2.       Desired maintained consequences. What effect does the child's desired behavior have on the environment or him/herself? What can be done when the problem behaviors occur? What consequences and/or disciplinary actions will be used if behavior continues or escalates? What are the safety issues? How are we to address these issues?


3.       Develop an intervention to teach alternative behaviors. Is the behavior linked to a specific skill? Make changes to the environment that eliminates the possibility of the problem behavior. Provide classroom support for appropriate behavior.


Using Literature to Help with Self-Discipline

Did you know that between 4,000 and 5,000 books (Data from Children's Book Council) from picture books to young adult novels are published annually in the United States? Many focus on behavior and helping children develop self-esteem. As you read books to children, discuss how characters in the book lose their temper, make bad choices and choose unhealthy habits. Use this opportunity to make children aware of ways they can make better choices in daily activities.

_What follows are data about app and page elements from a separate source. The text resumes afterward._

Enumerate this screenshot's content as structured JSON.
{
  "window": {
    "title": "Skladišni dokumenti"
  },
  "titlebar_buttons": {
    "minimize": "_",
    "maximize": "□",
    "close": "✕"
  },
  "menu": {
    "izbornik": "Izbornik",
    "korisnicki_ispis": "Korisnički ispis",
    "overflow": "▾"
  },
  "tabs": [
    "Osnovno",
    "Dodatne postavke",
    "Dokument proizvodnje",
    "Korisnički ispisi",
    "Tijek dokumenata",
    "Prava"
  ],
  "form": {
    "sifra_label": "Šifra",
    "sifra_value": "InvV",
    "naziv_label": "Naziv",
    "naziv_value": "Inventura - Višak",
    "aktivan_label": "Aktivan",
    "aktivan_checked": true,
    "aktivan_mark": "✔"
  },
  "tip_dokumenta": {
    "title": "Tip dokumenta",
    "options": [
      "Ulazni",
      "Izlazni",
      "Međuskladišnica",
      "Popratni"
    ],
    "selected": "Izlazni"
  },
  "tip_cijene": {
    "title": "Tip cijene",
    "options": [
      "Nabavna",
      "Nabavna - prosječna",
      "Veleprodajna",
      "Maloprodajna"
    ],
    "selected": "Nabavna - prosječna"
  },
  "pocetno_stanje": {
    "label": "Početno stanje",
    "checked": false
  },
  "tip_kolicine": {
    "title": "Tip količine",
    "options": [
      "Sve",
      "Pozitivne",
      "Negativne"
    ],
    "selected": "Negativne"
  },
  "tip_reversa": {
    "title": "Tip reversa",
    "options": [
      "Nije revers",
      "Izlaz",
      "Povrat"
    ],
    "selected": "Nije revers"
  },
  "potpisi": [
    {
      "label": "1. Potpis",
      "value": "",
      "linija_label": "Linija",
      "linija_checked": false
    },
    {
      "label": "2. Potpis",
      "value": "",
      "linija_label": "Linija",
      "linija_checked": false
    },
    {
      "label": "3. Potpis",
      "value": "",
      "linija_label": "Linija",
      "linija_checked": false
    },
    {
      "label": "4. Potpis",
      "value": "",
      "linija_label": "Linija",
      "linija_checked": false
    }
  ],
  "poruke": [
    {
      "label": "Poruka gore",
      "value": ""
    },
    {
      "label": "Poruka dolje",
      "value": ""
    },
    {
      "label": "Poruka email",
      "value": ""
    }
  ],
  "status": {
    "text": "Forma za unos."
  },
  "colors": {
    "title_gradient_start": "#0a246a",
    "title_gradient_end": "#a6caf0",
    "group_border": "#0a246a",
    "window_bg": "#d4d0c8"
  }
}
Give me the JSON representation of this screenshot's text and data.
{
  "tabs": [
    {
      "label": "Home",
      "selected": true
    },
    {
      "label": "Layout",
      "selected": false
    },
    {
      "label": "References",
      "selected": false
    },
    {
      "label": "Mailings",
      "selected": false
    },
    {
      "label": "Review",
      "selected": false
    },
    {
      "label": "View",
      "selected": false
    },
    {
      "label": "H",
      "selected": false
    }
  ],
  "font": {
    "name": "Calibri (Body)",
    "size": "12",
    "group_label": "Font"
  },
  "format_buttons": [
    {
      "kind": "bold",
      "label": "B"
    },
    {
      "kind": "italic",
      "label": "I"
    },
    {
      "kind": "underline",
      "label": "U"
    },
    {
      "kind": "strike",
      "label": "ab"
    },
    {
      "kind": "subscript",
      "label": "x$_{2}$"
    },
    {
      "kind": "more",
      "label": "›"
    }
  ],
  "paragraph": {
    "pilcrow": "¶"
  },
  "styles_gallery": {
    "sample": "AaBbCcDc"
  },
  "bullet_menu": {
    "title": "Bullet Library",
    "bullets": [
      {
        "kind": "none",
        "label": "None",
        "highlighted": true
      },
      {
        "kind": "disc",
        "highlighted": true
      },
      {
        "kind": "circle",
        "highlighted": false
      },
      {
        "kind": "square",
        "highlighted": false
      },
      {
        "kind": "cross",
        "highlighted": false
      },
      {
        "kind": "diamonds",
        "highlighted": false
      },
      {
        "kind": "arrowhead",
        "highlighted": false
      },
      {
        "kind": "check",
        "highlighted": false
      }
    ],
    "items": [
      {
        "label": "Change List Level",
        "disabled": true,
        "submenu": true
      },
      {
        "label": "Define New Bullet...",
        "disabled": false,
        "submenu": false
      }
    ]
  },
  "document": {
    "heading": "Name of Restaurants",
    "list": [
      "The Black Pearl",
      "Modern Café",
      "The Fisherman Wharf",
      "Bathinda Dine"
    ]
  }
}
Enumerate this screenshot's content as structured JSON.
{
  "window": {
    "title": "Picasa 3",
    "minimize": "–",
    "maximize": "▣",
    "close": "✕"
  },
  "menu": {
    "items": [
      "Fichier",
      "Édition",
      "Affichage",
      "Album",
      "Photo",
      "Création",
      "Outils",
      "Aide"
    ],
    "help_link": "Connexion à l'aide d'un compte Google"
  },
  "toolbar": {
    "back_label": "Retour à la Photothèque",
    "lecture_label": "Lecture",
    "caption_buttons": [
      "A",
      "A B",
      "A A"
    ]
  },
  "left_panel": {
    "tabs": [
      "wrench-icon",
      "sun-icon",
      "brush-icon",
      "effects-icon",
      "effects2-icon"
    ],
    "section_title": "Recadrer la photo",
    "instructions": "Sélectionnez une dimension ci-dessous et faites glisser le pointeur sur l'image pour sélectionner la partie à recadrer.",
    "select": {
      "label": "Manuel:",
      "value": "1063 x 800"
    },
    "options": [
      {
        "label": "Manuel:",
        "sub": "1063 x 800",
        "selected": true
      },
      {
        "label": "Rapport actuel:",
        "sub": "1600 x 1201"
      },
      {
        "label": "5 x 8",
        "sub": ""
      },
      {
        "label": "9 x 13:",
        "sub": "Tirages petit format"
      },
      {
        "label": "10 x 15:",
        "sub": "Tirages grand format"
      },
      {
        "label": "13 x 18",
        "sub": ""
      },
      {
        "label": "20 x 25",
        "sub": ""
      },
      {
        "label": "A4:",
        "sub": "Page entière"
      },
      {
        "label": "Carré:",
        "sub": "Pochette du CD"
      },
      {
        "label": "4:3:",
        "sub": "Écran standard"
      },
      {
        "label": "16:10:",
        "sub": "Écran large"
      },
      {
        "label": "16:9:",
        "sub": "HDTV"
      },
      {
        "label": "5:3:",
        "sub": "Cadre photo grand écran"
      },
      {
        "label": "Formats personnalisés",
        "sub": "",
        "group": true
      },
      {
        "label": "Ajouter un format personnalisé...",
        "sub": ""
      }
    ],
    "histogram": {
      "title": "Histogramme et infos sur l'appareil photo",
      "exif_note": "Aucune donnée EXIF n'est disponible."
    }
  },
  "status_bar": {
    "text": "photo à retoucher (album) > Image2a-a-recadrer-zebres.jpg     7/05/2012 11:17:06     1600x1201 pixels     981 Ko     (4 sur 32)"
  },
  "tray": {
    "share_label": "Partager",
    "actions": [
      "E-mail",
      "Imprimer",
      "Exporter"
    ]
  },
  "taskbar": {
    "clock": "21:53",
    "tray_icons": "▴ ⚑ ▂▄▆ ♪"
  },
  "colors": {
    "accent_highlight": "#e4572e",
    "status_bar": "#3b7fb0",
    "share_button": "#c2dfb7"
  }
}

The use of fables is limited, as young children do not understand the lesson in behavior. Yet, some of Aesop's Fables are never forgotten. Children should know the fables because they occupy a permanent place in our thinking and our speech. They also contain the distilled wisdom of the ages in memorable form.

"Grasshopper and the Ant,"

"The Lion and the Mouse"

"The Hare and the Tortoise."


Fairy Tales are magic stories that have entranced children for ages. In addition to the humor, nonsense and poetic beauty, they provide moral truths that are important for children to know.


Goldilocks and the Three Bears

The Little Red Hen

The Story of the Three Little Pigs


The Gingerbread Boy

Tale of Peter Rabbit


Modern Day Stories

Today, authors of children's literature deal with issues of our modern world. Yet, some things never change. Children continue to feel insecure, unloved and afraid. These factors often lead to behavior problems and a lack of self-discipline. Some helpful books include:


Mother, Mother, I Want Another by Maria Polushkin

The Very Quiet Cricket by Eric Carle

The Cat in the Hat by Dr. Seuss

Gregory, the Terrible Eater by Mitchell Sharmat

Sometimes I Get Angry by Jane Werner Watson

And My Mean Old Mother Will be Sorry by Martha G. Alexander



Parents and caregivers need an endless supply of understanding and energy to help children develop self-control. Yet, one of the highest goals of adults is to help children develop a respect for themselves and other individuals. As children internalize this respect, they will become responsible for their own behavior.

Carolyn Ross Tomlin, Jackson, TN writes on issues that promote educational values.


Havighurst, R.J. (1972). Developmental Task and Education, 3rded. New York: David McKay Co.

Scholer, S. (2002). Play Nicely. Nashville: Vanderbilt University.

Wood, J. (2001). The SALLE Model for Reaching the Hard to Teach. Judy Wood: Midlothian, VA.